▶ [What you will do]
Which lines of the records contain the word "arrow"? Show each of them.

▶ [Items from an interface collection]
※

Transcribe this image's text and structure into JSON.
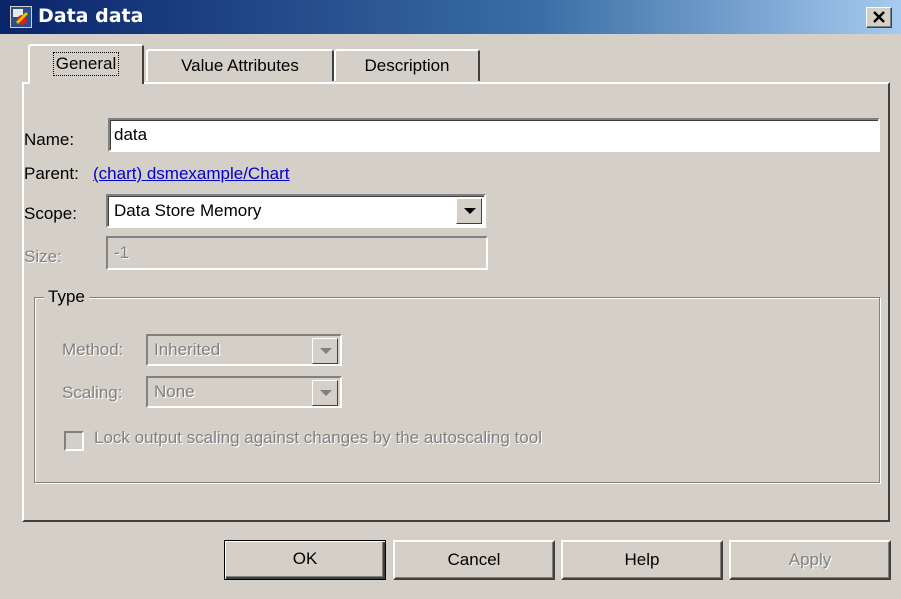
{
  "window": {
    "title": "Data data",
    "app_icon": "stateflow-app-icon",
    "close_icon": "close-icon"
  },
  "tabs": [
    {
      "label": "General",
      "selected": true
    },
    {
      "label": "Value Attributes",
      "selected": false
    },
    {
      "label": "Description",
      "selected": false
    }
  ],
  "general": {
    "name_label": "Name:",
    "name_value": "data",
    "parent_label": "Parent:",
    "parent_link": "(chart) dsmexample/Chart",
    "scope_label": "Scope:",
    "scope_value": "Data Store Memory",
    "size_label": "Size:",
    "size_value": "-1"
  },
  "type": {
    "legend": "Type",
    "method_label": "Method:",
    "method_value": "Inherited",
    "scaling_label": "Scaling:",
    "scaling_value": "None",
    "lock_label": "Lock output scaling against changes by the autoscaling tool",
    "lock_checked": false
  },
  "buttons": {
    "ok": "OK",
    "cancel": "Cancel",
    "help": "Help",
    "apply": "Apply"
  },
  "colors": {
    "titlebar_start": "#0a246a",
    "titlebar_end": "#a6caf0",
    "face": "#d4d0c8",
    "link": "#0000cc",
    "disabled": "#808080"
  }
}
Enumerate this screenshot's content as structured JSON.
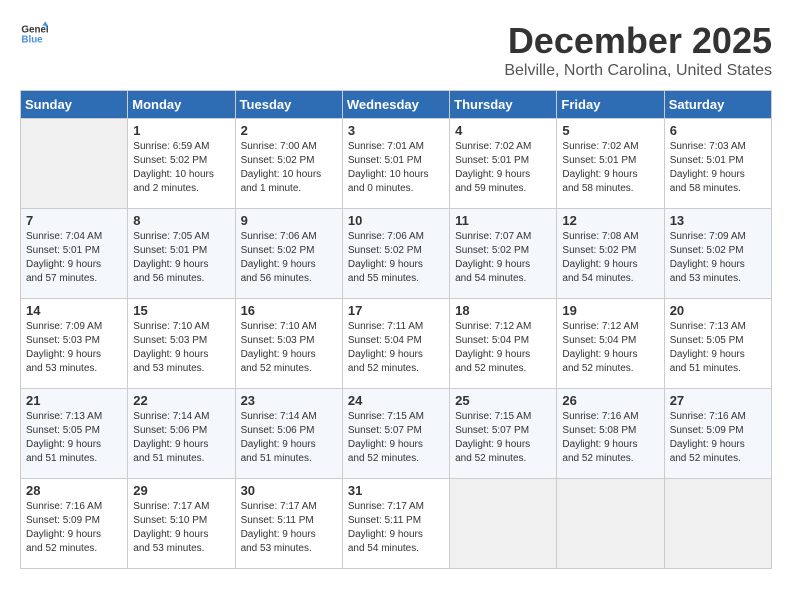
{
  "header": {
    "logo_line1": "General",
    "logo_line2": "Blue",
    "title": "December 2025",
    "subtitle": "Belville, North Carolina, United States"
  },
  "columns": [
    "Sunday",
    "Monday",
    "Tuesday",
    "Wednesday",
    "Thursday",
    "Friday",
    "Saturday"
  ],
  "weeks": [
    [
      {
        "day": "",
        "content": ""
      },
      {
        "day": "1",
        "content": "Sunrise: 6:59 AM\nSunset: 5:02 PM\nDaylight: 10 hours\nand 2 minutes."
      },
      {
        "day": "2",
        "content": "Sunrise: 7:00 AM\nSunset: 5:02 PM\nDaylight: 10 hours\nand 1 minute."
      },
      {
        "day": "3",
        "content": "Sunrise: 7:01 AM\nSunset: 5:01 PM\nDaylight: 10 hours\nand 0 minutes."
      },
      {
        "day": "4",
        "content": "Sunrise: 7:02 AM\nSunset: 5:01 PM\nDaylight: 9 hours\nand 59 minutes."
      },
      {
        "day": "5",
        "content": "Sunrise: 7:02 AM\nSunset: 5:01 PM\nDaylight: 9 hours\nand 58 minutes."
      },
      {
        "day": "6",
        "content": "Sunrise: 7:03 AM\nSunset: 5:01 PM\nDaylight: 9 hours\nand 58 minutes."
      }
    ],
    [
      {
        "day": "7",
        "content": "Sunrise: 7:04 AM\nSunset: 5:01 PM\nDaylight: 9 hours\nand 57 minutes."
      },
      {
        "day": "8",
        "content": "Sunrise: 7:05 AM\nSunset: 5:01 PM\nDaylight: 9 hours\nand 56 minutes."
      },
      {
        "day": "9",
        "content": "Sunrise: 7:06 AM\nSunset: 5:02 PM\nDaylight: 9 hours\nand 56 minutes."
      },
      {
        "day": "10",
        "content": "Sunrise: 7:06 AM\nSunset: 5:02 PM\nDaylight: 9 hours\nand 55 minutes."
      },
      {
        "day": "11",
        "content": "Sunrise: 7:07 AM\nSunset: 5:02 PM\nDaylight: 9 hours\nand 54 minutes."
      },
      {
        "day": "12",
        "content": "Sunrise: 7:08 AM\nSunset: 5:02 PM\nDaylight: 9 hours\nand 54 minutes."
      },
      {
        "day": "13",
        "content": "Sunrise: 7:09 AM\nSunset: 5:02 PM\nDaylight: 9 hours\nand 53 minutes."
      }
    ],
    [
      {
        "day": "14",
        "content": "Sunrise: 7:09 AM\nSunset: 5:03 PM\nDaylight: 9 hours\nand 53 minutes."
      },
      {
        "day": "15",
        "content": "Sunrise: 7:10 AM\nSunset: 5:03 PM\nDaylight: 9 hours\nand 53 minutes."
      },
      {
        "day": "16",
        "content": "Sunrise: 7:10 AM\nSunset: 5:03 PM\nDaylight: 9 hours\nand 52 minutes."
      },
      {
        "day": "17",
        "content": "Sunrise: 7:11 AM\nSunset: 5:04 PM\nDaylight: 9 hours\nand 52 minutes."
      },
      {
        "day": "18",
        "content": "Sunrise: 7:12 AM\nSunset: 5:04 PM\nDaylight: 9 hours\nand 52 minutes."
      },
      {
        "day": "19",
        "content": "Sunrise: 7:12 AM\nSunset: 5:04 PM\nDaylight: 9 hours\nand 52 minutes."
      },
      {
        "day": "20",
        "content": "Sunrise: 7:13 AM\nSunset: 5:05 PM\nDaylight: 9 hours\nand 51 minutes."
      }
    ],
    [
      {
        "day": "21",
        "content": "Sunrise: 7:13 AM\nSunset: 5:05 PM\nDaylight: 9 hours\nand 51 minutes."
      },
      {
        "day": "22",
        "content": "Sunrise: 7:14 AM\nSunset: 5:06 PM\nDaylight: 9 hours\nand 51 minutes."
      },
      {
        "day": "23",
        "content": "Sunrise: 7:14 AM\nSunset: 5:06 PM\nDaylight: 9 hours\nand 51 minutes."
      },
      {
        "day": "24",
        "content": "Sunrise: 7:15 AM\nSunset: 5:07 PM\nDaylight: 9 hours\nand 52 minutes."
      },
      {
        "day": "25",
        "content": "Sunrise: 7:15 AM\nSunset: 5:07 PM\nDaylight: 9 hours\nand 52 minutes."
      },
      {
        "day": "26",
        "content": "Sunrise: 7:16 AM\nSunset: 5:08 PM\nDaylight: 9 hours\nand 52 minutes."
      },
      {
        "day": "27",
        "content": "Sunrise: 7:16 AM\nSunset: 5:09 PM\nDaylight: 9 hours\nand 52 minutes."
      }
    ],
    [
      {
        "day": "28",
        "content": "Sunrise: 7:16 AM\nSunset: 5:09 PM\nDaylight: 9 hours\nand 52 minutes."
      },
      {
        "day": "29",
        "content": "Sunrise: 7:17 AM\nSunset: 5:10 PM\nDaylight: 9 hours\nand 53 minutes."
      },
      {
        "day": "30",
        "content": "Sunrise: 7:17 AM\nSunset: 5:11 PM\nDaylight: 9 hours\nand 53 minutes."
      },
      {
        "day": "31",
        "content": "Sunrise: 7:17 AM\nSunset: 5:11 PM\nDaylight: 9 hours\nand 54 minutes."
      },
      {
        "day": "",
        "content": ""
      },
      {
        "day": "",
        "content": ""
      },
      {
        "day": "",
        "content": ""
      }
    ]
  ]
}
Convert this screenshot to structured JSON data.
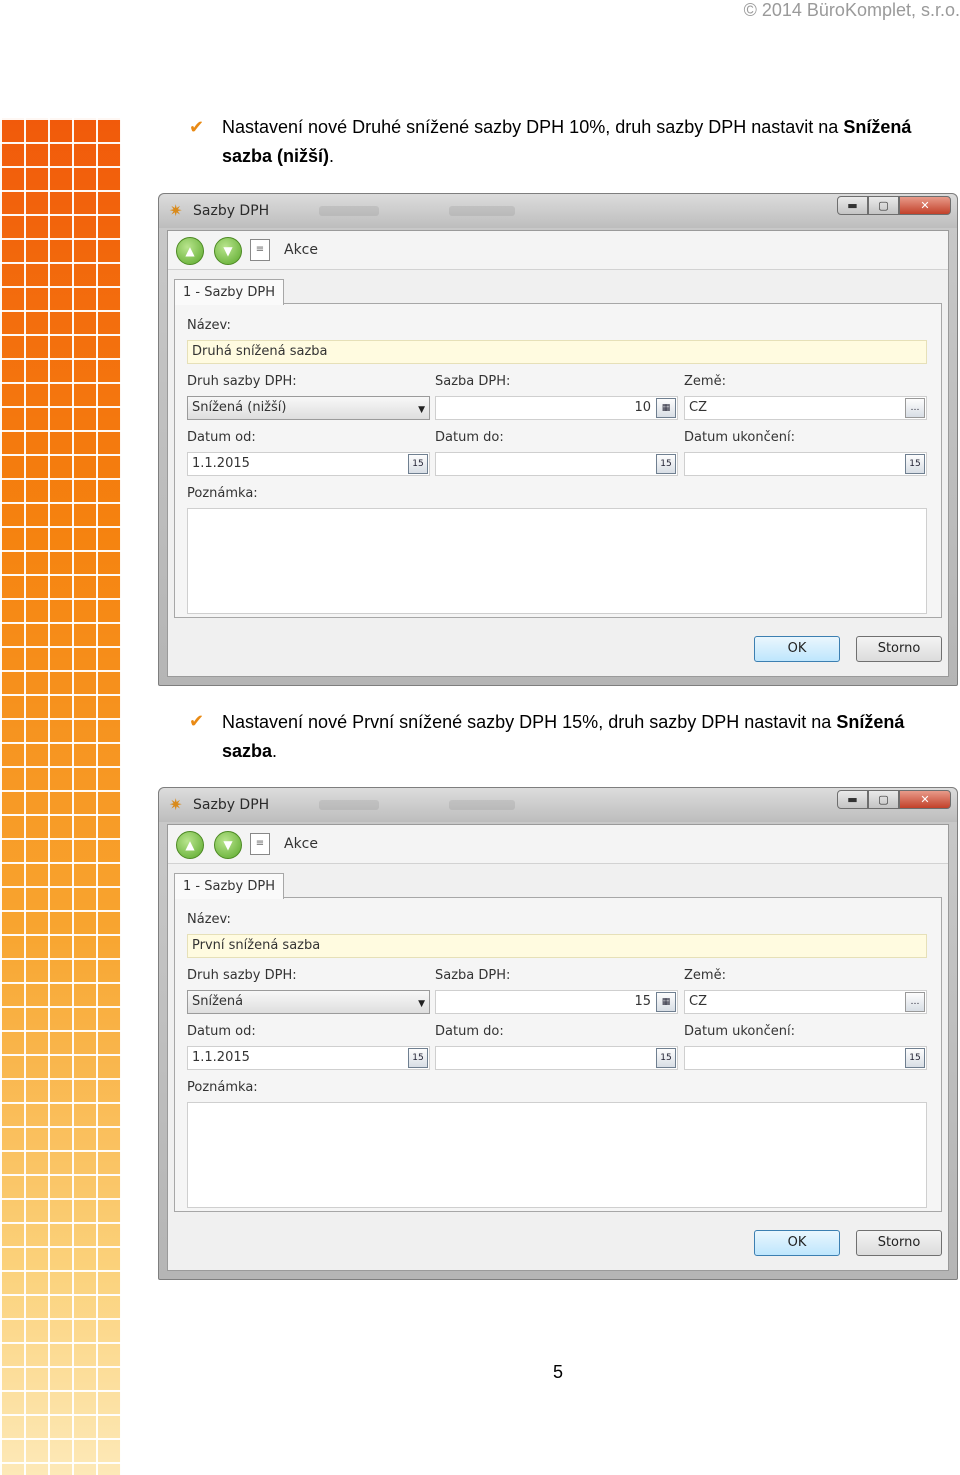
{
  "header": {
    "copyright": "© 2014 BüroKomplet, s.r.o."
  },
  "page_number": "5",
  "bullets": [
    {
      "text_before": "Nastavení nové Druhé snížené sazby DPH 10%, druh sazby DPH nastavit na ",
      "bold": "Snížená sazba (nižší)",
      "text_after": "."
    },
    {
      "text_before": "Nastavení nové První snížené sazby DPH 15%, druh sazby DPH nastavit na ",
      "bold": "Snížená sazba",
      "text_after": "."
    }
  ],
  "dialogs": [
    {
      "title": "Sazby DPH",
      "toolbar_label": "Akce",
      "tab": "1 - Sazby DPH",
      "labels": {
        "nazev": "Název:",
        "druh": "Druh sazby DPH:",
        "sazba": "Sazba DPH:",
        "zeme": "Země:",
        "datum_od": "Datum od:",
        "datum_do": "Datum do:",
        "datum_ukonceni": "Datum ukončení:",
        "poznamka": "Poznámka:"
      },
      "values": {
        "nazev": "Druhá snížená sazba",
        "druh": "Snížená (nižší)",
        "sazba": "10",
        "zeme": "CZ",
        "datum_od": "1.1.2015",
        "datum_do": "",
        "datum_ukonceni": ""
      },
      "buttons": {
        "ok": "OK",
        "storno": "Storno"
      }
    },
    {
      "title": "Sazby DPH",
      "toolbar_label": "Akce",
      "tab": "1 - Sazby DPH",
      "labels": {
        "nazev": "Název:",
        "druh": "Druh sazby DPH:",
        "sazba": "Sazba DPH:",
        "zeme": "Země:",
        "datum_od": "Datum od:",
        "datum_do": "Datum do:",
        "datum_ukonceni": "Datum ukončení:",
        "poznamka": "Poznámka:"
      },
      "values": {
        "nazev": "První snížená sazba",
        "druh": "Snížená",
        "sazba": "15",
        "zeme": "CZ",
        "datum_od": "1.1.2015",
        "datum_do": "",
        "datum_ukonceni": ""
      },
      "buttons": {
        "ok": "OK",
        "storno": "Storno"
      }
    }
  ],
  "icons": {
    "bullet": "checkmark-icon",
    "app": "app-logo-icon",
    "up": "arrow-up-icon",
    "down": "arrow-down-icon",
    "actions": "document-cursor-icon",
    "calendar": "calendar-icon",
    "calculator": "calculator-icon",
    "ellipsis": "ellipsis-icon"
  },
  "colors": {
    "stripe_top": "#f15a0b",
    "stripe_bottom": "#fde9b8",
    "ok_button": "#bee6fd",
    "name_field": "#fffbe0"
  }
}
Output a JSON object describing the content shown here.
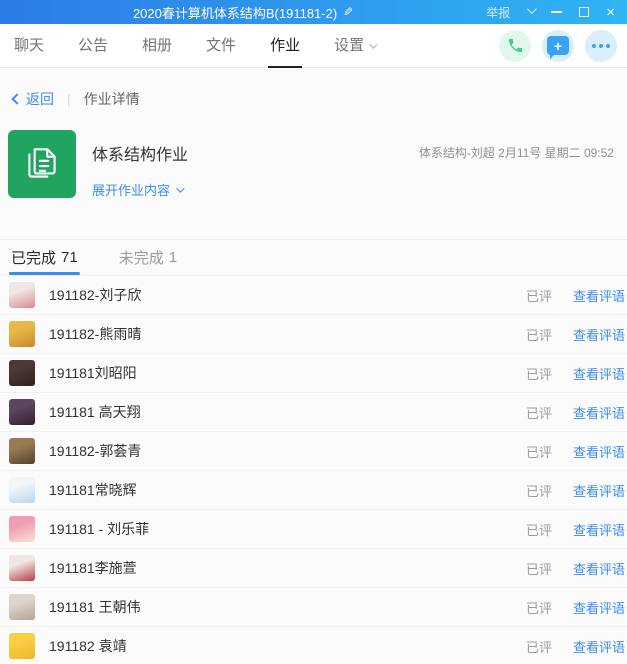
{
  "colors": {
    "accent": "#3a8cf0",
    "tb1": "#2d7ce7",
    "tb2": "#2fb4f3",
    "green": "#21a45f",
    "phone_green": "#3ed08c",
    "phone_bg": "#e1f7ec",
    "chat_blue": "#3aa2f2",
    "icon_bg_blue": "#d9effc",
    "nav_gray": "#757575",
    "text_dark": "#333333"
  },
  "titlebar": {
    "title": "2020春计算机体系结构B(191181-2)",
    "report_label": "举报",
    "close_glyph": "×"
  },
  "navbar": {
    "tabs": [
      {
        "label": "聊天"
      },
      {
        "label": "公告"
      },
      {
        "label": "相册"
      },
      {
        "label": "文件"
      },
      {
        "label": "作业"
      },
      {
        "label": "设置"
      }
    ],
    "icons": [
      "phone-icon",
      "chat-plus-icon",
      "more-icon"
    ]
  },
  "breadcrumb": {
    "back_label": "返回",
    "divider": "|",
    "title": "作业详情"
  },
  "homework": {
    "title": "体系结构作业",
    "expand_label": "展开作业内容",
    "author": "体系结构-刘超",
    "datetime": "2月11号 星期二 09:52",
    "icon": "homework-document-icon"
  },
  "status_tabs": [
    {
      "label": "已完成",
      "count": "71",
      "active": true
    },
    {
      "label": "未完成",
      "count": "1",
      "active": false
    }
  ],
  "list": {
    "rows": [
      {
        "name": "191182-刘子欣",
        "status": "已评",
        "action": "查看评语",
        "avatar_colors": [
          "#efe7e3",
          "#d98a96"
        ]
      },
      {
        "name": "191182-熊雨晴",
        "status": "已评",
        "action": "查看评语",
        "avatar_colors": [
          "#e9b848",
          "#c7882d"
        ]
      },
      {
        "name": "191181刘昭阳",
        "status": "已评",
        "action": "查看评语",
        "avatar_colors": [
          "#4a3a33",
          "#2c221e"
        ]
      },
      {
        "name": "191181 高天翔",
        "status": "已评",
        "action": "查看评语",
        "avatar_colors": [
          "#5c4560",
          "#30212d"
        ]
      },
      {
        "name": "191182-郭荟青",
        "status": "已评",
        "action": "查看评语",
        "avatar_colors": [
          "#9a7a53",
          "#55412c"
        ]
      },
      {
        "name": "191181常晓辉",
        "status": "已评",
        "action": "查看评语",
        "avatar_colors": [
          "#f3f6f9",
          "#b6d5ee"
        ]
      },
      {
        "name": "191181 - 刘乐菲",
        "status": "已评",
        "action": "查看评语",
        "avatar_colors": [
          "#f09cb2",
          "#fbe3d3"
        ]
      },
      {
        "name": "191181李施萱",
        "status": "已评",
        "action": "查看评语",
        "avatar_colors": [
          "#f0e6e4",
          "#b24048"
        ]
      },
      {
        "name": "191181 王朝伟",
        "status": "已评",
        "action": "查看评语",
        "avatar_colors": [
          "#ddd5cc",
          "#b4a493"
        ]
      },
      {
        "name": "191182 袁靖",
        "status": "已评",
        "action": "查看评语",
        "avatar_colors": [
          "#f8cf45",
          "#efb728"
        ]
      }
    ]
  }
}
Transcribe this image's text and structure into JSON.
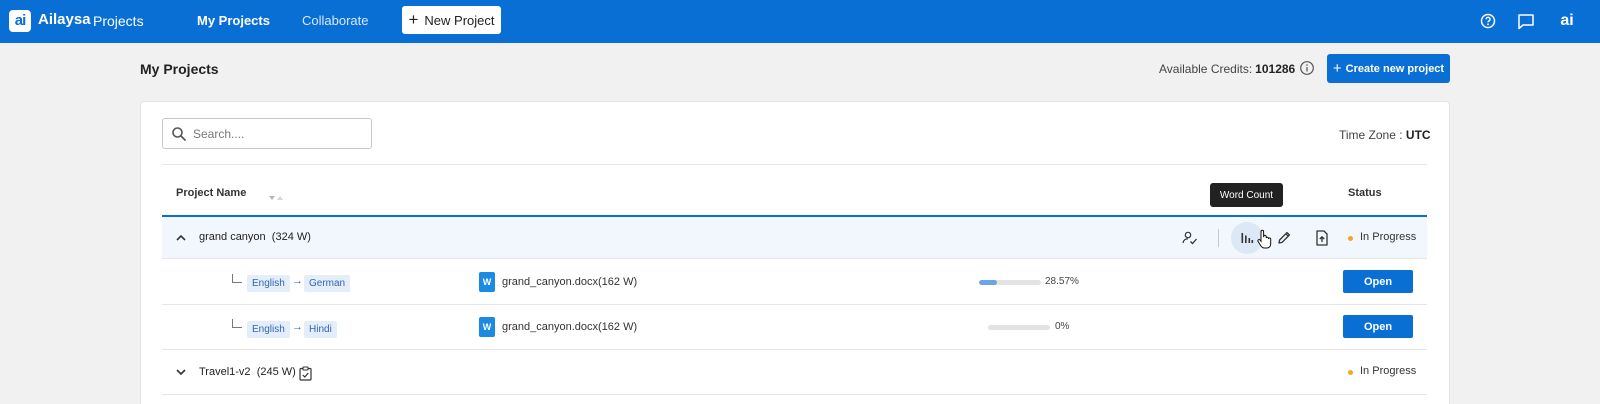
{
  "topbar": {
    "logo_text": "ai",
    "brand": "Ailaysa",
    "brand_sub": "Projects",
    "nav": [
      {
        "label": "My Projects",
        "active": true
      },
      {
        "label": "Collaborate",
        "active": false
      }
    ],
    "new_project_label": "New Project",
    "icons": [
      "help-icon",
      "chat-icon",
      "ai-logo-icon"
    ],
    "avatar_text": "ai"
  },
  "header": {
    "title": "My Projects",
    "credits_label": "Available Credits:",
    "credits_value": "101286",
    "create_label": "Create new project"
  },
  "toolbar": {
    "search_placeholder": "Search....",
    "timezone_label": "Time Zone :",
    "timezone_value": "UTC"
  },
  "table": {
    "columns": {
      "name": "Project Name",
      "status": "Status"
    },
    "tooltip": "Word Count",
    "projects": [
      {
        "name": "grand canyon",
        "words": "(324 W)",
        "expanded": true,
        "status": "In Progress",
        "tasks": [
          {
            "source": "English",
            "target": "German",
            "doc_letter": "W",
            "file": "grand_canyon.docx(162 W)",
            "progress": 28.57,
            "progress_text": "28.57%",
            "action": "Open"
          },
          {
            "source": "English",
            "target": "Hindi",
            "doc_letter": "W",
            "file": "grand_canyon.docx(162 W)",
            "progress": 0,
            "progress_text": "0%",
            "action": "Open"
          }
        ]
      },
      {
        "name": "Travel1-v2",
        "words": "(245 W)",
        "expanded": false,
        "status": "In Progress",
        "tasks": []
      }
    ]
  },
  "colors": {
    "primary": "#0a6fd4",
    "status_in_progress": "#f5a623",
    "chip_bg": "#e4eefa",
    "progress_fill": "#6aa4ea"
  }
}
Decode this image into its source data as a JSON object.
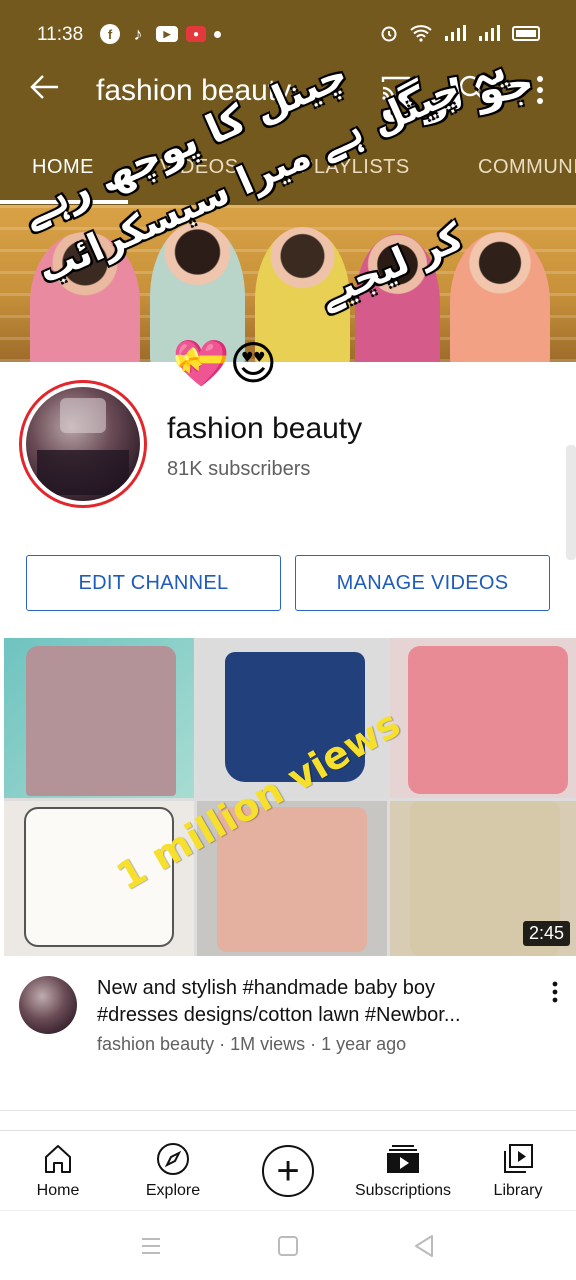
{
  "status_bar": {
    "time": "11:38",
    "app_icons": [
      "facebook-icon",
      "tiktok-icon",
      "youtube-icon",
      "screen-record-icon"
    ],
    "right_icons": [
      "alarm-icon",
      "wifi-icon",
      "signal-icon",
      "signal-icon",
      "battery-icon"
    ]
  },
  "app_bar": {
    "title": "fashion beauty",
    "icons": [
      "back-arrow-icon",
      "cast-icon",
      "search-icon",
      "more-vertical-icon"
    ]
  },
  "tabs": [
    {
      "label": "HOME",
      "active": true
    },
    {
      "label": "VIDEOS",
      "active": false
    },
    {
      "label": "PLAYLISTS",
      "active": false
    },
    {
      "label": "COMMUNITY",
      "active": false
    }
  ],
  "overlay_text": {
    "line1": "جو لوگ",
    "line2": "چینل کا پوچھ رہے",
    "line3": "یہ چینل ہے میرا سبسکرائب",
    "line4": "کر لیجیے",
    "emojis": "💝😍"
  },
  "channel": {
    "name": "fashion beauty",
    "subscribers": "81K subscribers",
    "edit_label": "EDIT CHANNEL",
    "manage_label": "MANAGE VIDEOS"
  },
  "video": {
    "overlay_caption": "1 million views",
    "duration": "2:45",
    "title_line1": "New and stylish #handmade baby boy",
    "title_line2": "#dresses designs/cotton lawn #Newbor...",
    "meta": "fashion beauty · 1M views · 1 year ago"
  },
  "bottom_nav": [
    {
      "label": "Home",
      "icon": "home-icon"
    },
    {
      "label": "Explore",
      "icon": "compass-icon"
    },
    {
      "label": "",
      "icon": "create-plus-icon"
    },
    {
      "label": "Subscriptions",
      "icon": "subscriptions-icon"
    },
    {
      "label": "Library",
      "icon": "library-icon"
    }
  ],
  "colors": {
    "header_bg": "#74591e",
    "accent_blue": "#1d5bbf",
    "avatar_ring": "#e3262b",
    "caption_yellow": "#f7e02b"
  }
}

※

▶ [Expected output]
    "up": "arrow-up-icon",
    "down": "arrow-down-icon",
      "back-arrow-icon",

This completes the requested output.